Why is plagiarism so harmful? There are several reasons:

  1.  You take advantage of somebody else's work (which makes your own status untruthful)
  2.  You deny others the advantages resulting from their own work being used (credits, citation scores)
  3. Obstructing the efficient progress of scholarship by
    • denying the readers information which allows them to evaluate what they have read (the earlier publication may have al low or high status)
    •  making it more difficult for the readers to perform replication research (especially in the case of data plagiarism)
    •  denying readers references to related literature, making it more difficult for them to see the work in its context
    •  wasting the time of readers (if they come across already known material or have to look for the original text)
  4. You deceive the buyers of the publication who think they are buying something they did not have before (especially when extensive plagiarism is involved)

There are many aspects to plagiarism:

  1.  Who is the author of the texts from which fragments are borrowed: others/you yourself/ you yourself + others
  2. What is the nature of the information included: text / data / gained insights
  3. From which part of the original publication is the information borrowed: from results/discussion/conclusion (more serious offence) / from other parts
  4. What is the scale of the information taken over (in terms of text); part of the sentence/entire sentence/ more than one sentence
  5. In what shape has the information been included: paraphrase/literally/literally between inverted commas/summary
  6.  What is the place or role of the included sections in the new publication: in results/discussion/conclusion (more serious offence) /  in another part

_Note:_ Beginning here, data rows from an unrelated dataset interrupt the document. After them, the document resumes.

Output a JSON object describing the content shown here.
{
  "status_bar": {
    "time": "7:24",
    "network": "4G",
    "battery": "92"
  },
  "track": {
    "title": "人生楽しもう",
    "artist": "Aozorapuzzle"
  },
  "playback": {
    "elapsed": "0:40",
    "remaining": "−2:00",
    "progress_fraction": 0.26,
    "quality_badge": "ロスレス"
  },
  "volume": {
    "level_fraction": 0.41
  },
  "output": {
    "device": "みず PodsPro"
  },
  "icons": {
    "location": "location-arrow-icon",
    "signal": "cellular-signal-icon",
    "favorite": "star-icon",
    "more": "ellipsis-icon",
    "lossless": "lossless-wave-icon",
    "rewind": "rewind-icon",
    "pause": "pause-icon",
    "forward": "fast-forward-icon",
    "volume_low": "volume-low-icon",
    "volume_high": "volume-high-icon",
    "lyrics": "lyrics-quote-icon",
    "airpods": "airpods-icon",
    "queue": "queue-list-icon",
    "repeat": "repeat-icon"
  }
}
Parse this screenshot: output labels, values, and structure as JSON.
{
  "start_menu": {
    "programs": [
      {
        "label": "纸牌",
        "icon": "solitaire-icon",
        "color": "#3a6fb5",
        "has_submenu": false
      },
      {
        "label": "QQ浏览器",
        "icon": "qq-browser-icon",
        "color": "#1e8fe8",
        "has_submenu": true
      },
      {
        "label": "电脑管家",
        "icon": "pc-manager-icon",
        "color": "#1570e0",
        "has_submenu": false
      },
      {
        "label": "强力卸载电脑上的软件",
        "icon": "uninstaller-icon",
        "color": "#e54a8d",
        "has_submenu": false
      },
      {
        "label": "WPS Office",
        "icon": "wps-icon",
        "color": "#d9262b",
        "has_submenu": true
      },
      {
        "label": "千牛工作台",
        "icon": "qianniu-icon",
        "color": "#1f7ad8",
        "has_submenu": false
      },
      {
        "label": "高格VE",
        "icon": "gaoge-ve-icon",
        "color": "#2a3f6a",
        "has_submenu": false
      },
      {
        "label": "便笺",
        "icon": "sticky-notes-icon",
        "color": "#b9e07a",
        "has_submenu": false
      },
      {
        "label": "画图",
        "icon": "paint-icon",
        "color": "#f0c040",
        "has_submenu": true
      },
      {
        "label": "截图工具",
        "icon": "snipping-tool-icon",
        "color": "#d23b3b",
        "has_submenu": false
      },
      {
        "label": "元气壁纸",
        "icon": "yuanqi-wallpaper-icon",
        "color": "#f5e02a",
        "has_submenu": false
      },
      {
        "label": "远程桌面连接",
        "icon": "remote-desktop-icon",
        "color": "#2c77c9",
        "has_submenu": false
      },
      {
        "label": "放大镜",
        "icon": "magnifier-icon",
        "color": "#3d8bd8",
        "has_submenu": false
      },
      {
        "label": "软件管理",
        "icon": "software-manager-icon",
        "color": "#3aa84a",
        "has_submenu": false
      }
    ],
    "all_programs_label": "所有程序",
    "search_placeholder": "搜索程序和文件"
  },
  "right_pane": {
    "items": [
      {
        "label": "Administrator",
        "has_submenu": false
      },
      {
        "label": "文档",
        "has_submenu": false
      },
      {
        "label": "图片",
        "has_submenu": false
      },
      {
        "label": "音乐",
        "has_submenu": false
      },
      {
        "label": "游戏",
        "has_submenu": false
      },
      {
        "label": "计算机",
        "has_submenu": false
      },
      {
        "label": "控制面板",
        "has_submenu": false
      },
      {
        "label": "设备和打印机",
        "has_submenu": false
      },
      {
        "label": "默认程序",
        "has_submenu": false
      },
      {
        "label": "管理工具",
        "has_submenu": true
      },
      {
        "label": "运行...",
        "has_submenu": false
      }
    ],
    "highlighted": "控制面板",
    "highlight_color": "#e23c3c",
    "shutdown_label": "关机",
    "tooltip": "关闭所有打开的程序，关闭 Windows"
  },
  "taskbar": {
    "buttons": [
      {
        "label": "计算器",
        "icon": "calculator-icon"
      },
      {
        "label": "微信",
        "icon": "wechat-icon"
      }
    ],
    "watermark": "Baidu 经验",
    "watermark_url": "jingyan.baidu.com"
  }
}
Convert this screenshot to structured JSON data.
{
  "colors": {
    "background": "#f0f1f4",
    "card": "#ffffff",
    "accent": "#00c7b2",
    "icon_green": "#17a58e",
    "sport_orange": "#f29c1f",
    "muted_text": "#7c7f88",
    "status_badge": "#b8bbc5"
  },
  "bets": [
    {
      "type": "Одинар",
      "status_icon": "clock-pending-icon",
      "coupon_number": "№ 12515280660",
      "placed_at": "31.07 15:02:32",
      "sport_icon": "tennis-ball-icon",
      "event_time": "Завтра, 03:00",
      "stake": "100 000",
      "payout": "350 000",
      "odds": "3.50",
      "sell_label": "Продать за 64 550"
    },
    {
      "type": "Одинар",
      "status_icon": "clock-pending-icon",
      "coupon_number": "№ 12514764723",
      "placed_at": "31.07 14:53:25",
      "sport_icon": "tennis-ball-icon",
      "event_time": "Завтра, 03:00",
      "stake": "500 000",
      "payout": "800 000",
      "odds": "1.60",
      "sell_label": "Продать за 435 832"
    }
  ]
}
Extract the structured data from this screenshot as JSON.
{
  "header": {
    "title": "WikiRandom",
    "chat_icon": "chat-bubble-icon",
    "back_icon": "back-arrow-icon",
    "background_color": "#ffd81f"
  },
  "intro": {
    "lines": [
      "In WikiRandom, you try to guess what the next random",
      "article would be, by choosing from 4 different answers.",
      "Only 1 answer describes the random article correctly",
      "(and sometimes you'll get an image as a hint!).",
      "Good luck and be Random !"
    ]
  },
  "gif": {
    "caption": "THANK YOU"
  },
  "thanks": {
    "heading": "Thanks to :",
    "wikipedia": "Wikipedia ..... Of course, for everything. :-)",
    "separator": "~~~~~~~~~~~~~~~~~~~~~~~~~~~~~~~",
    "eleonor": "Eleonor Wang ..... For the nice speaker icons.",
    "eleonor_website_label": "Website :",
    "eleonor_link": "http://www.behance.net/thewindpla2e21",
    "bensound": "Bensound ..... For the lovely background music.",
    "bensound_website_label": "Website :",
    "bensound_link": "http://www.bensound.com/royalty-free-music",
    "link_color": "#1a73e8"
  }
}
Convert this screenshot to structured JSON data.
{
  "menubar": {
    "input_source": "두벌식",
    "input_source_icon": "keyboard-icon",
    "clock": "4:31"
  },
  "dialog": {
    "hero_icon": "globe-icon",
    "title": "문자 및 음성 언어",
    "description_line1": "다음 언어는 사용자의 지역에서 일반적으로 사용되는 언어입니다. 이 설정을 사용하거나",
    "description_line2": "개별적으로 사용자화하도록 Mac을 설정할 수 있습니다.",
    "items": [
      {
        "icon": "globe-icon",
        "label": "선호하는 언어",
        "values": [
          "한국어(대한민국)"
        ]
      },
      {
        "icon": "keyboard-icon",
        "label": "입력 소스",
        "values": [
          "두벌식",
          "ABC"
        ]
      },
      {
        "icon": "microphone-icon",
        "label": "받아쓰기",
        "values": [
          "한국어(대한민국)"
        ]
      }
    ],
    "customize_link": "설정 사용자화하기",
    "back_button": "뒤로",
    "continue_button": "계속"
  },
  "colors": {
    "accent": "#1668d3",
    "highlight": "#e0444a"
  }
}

Combinations of all of these aspect result in hundreds of ways to commit plagiarism. Some rarely occur, others frequently. Some are more serious than others.

Some forms have a name of their own, such as self plagiarism for sections taken over without stating the source of which you yourself are (co)-author of the original text. If you are the only author of the original, reasons 1 & 2 mentioned above are not important, but reasons 3 & 4 still make it into a serious offence. If you are co-author, all four reasons turn it into culpable behaviour.

Some forms are still objectionable, even if references are included, for instance if you include or paraphrase large sections or if these take up a large part of the new publication (in terms of size or importance).

There are also offences which are not related to plagiarism, but are serious nevertheless, such as excessive self-citation, not for reasons of improving the text but only because you want to raise your citation scores.